A FORMER prisoner from one of the region’s jails has spoken out against Government plans to hand out shorter sentences.
Steve Ellis, a 35-year-old aspiring artist, says that he is proof prison can actually work, having served time at HMP Everthorpe, but he disagrees that slashing sentences for early guilty pleas is the best way forward.
Justice Secretary Kenneth Clarke has come in for stinging criticism in the past week for his idea to cut sentences by up to half if a defendant admits an offence straight away.
But Mr Ellis, a recovering heroin addict has been in and out of prison at least five times and says shorter sentences did not help him overcome his problems.
“When you serve a long time in jail you have a long time to think about it and you just don’t want to go back,” he said.
“Most people think of (short sentences) as an inconvenience - you’re in and, before you know it, your release date is just around the corner - so you think ‘This isn’t a problem for me’.”
He now lives with his girlfriend in Leeds and attends art college, having turned his life around in 2008 after battling his drug addiction. He put his recovery down to locally-run charity, Disc, who provide vital support for addicts.
He says that while halving a one-year sentence will halve the cost to the prison service, the savings are outweighed because intervention programmes do not have time to work.
“(The offender) may well get out earlier, but they may well then relapse or re-offend a lot quicker and that adds cost to the whole police budget, the court budget.

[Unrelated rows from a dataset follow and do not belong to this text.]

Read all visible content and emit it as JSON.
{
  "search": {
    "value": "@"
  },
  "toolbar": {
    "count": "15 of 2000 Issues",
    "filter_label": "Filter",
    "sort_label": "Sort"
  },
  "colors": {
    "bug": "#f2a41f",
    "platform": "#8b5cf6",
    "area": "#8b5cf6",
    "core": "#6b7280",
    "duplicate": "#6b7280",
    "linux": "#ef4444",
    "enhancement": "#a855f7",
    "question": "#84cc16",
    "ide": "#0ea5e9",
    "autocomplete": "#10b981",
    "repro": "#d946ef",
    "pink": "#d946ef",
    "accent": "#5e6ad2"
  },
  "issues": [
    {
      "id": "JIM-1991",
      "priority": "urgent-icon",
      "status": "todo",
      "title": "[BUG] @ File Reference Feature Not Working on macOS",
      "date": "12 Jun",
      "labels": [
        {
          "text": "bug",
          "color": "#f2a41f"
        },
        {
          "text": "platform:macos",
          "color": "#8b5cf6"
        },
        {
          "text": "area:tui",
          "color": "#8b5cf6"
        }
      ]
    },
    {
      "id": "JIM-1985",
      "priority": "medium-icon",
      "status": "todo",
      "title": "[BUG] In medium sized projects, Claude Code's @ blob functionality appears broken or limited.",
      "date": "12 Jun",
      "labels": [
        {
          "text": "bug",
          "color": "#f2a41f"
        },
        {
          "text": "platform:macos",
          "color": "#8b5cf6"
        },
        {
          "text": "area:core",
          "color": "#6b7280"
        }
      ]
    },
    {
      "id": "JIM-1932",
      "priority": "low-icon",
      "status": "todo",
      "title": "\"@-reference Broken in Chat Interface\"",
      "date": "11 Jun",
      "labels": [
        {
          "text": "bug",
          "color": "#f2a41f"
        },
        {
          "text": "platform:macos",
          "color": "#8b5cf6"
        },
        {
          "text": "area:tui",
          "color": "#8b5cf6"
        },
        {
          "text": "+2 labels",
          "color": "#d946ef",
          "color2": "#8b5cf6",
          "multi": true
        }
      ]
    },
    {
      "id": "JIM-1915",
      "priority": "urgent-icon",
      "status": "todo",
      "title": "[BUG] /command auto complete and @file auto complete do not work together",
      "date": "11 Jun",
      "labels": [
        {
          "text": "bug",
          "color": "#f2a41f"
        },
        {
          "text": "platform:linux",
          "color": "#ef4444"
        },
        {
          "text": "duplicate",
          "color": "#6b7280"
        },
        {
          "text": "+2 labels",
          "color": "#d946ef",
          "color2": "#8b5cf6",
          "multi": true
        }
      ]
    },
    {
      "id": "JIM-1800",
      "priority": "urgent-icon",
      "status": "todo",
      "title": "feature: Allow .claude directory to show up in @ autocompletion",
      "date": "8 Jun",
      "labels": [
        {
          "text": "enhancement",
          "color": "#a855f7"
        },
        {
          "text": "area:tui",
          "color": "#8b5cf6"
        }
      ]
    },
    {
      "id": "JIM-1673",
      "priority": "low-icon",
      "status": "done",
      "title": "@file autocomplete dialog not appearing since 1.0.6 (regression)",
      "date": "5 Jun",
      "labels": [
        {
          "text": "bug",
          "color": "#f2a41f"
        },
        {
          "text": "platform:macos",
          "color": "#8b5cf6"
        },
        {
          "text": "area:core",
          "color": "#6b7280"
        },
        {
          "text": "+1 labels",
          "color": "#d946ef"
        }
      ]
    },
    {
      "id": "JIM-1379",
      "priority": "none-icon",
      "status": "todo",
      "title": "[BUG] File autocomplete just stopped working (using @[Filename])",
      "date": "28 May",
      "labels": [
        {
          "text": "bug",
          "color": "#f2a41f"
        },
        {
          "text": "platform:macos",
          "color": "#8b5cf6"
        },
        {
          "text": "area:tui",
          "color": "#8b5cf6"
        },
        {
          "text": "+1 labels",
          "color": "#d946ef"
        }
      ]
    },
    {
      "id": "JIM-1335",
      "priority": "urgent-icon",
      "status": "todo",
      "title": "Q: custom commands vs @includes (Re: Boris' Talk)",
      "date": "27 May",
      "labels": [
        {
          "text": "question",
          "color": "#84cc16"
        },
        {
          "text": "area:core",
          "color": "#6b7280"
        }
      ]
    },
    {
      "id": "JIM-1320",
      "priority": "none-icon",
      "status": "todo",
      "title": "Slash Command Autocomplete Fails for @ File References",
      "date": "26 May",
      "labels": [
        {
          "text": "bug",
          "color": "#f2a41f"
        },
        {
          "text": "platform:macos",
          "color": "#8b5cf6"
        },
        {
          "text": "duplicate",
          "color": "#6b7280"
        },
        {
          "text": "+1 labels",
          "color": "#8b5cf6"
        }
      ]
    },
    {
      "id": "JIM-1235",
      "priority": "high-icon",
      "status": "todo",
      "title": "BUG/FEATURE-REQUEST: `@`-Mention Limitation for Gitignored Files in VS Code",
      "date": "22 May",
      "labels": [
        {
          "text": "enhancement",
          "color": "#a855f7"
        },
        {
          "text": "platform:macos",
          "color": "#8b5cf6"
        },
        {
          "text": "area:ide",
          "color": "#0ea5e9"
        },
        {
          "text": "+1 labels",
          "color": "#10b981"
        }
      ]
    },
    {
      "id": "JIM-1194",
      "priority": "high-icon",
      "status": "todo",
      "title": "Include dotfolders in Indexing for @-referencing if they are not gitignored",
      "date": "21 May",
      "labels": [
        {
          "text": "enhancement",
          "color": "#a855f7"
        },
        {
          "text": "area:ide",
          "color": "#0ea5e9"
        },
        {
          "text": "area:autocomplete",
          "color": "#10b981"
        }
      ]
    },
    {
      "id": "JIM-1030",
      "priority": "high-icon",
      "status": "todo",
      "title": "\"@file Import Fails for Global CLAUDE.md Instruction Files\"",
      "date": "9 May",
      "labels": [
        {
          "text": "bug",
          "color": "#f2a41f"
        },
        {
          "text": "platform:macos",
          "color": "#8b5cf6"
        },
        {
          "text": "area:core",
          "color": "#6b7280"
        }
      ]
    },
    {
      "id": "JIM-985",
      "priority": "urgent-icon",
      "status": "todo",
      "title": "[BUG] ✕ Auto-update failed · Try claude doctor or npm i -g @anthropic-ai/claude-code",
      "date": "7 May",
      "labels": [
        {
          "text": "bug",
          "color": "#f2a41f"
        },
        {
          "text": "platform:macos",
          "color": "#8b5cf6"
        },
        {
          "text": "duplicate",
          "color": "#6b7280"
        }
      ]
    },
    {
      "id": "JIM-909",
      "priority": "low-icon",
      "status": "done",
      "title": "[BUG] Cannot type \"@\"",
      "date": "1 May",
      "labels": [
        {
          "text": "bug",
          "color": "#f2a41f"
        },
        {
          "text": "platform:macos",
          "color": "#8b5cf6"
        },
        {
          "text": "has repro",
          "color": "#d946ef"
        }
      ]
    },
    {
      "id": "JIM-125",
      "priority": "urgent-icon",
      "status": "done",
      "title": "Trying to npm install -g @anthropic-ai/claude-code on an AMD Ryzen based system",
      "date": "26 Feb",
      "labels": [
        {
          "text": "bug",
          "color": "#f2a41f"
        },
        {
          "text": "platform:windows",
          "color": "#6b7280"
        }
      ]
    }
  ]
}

“If that person had served the full year we may have had more success actually keeping them out of crime for longer.”